● **What you need to do**: Reproduce every entry exactly as written.

Information given Start Marker

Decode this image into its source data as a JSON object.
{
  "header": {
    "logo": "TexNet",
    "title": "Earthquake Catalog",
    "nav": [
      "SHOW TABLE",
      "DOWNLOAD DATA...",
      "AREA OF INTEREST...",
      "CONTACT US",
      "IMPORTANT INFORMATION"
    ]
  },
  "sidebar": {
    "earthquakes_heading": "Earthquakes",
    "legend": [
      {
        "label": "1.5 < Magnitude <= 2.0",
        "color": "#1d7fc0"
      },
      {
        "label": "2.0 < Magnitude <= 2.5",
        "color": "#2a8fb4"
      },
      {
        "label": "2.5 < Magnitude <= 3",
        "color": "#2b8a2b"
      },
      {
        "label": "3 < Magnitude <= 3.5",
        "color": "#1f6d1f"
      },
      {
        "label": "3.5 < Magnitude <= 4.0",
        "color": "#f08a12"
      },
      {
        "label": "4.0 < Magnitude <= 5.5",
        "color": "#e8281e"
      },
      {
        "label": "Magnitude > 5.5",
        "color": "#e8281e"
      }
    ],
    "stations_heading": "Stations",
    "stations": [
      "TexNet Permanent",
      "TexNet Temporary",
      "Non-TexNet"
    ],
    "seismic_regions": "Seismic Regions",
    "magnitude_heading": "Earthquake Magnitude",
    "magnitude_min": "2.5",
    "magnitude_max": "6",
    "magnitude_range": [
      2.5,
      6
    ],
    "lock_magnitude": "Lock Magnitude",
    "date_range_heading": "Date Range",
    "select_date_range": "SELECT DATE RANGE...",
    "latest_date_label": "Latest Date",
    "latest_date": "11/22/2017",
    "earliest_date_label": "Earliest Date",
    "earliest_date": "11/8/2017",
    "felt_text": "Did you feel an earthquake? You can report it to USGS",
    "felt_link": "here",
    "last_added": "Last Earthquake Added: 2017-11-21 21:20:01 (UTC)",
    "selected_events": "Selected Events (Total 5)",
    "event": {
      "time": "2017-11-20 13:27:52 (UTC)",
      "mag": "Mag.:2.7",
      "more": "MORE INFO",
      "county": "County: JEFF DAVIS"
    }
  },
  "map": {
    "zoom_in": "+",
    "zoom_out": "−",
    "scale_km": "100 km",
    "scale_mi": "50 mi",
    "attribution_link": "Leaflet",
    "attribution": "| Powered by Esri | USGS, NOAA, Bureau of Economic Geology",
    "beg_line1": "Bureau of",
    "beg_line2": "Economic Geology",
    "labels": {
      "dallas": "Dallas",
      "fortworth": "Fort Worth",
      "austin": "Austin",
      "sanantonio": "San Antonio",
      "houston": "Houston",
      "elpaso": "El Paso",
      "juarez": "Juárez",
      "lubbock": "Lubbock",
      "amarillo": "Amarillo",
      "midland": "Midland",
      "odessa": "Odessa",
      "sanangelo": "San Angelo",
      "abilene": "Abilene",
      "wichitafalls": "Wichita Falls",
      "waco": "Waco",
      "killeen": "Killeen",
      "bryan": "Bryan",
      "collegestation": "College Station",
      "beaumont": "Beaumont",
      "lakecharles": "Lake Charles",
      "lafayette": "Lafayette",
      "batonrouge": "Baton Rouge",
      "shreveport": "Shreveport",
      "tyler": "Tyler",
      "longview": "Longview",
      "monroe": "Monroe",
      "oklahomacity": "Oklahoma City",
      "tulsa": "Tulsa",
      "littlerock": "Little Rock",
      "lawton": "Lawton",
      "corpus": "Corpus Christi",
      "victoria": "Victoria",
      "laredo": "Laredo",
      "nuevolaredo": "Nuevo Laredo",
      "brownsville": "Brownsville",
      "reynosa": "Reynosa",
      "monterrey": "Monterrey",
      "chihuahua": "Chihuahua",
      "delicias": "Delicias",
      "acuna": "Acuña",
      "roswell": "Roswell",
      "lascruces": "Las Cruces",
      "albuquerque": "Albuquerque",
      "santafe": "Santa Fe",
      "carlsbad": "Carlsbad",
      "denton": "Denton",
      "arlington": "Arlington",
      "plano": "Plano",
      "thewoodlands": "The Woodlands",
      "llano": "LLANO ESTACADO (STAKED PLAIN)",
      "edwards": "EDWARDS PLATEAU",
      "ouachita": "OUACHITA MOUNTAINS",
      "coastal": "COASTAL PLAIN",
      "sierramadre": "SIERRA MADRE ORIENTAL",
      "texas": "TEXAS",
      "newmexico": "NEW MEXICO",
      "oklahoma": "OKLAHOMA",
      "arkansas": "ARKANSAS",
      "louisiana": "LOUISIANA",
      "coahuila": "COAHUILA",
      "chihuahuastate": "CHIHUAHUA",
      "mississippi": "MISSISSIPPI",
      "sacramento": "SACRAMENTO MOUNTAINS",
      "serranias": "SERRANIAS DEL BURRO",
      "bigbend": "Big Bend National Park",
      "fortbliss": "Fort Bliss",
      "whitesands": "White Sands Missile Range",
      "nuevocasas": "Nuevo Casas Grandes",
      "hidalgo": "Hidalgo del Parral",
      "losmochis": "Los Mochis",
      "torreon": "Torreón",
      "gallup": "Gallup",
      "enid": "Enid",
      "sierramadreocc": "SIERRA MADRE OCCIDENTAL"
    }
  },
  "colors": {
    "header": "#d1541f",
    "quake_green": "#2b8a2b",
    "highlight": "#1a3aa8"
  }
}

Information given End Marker

● **Answer section**:
Decode this image into its source data as a JSON object.
{
  "header": {
    "logo": "TexNet",
    "title": "Earthquake Catalog",
    "nav": [
      "SHOW TABLE",
      "DOWNLOAD DATA...",
      "AREA OF INTEREST...",
      "CONTACT US",
      "IMPORTANT INFORMATION"
    ]
  },
  "sidebar": {
    "earthquakes_heading": "Earthquakes",
    "legend": [
      {
        "label": "1.5 < Magnitude <= 2.0",
        "color": "#1d7fc0"
      },
      {
        "label": "2.0 < Magnitude <= 2.5",
        "color": "#2a8fb4"
      },
      {
        "label": "2.5 < Magnitude <= 3",
        "color": "#2b8a2b"
      },
      {
        "label": "3 < Magnitude <= 3.5",
        "color": "#1f6d1f"
      },
      {
        "label": "3.5 < Magnitude <= 4.0",
        "color": "#f08a12"
      },
      {
        "label": "4.0 < Magnitude <= 5.5",
        "color": "#e8281e"
      },
      {
        "label": "Magnitude > 5.5",
        "color": "#e8281e"
      }
    ],
    "stations_heading": "Stations",
    "stations": [
      "TexNet Permanent",
      "TexNet Temporary",
      "Non-TexNet"
    ],
    "seismic_regions": "Seismic Regions",
    "magnitude_heading": "Earthquake Magnitude",
    "magnitude_min": "2.5",
    "magnitude_max": "6",
    "magnitude_range": [
      2.5,
      6
    ],
    "lock_magnitude": "Lock Magnitude",
    "date_range_heading": "Date Range",
    "select_date_range": "SELECT DATE RANGE...",
    "latest_date_label": "Latest Date",
    "latest_date": "11/22/2017",
    "earliest_date_label": "Earliest Date",
    "earliest_date": "11/8/2017",
    "felt_text": "Did you feel an earthquake? You can report it to USGS",
    "felt_link": "here",
    "last_added": "Last Earthquake Added: 2017-11-21 21:20:01 (UTC)",
    "selected_events": "Selected Events (Total 5)",
    "event": {
      "time": "2017-11-20 13:27:52 (UTC)",
      "mag": "Mag.:2.7",
      "more": "MORE INFO",
      "county": "County: JEFF DAVIS"
    }
  },
  "map": {
    "zoom_in": "+",
    "zoom_out": "−",
    "scale_km": "100 km",
    "scale_mi": "50 mi",
    "attribution_link": "Leaflet",
    "attribution": "| Powered by Esri | USGS, NOAA, Bureau of Economic Geology",
    "beg_line1": "Bureau of",
    "beg_line2": "Economic Geology",
    "labels": {
      "dallas": "Dallas",
      "fortworth": "Fort Worth",
      "austin": "Austin",
      "sanantonio": "San Antonio",
      "houston": "Houston",
      "elpaso": "El Paso",
      "juarez": "Juárez",
      "lubbock": "Lubbock",
      "amarillo": "Amarillo",
      "midland": "Midland",
      "odessa": "Odessa",
      "sanangelo": "San Angelo",
      "abilene": "Abilene",
      "wichitafalls": "Wichita Falls",
      "waco": "Waco",
      "killeen": "Killeen",
      "bryan": "Bryan",
      "collegestation": "College Station",
      "beaumont": "Beaumont",
      "lakecharles": "Lake Charles",
      "lafayette": "Lafayette",
      "batonrouge": "Baton Rouge",
      "shreveport": "Shreveport",
      "tyler": "Tyler",
      "longview": "Longview",
      "monroe": "Monroe",
      "oklahomacity": "Oklahoma City",
      "tulsa": "Tulsa",
      "littlerock": "Little Rock",
      "lawton": "Lawton",
      "corpus": "Corpus Christi",
      "victoria": "Victoria",
      "laredo": "Laredo",
      "nuevolaredo": "Nuevo Laredo",
      "brownsville": "Brownsville",
      "reynosa": "Reynosa",
      "monterrey": "Monterrey",
      "chihuahua": "Chihuahua",
      "delicias": "Delicias",
      "acuna": "Acuña",
      "roswell": "Roswell",
      "lascruces": "Las Cruces",
      "albuquerque": "Albuquerque",
      "santafe": "Santa Fe",
      "carlsbad": "Carlsbad",
      "denton": "Denton",
      "arlington": "Arlington",
      "plano": "Plano",
      "thewoodlands": "The Woodlands",
      "llano": "LLANO ESTACADO (STAKED PLAIN)",
      "edwards": "EDWARDS PLATEAU",
      "ouachita": "OUACHITA MOUNTAINS",
      "coastal": "COASTAL PLAIN",
      "sierramadre": "SIERRA MADRE ORIENTAL",
      "texas": "TEXAS",
      "newmexico": "NEW MEXICO",
      "oklahoma": "OKLAHOMA",
      "arkansas": "ARKANSAS",
      "louisiana": "LOUISIANA",
      "coahuila": "COAHUILA",
      "chihuahuastate": "CHIHUAHUA",
      "mississippi": "MISSISSIPPI",
      "sacramento": "SACRAMENTO MOUNTAINS",
      "serranias": "SERRANIAS DEL BURRO",
      "bigbend": "Big Bend National Park",
      "fortbliss": "Fort Bliss",
      "whitesands": "White Sands Missile Range",
      "nuevocasas": "Nuevo Casas Grandes",
      "hidalgo": "Hidalgo del Parral",
      "losmochis": "Los Mochis",
      "torreon": "Torreón",
      "gallup": "Gallup",
      "enid": "Enid",
      "sierramadreocc": "SIERRA MADRE OCCIDENTAL"
    }
  },
  "colors": {
    "header": "#d1541f",
    "quake_green": "#2b8a2b",
    "highlight": "#1a3aa8"
  }
}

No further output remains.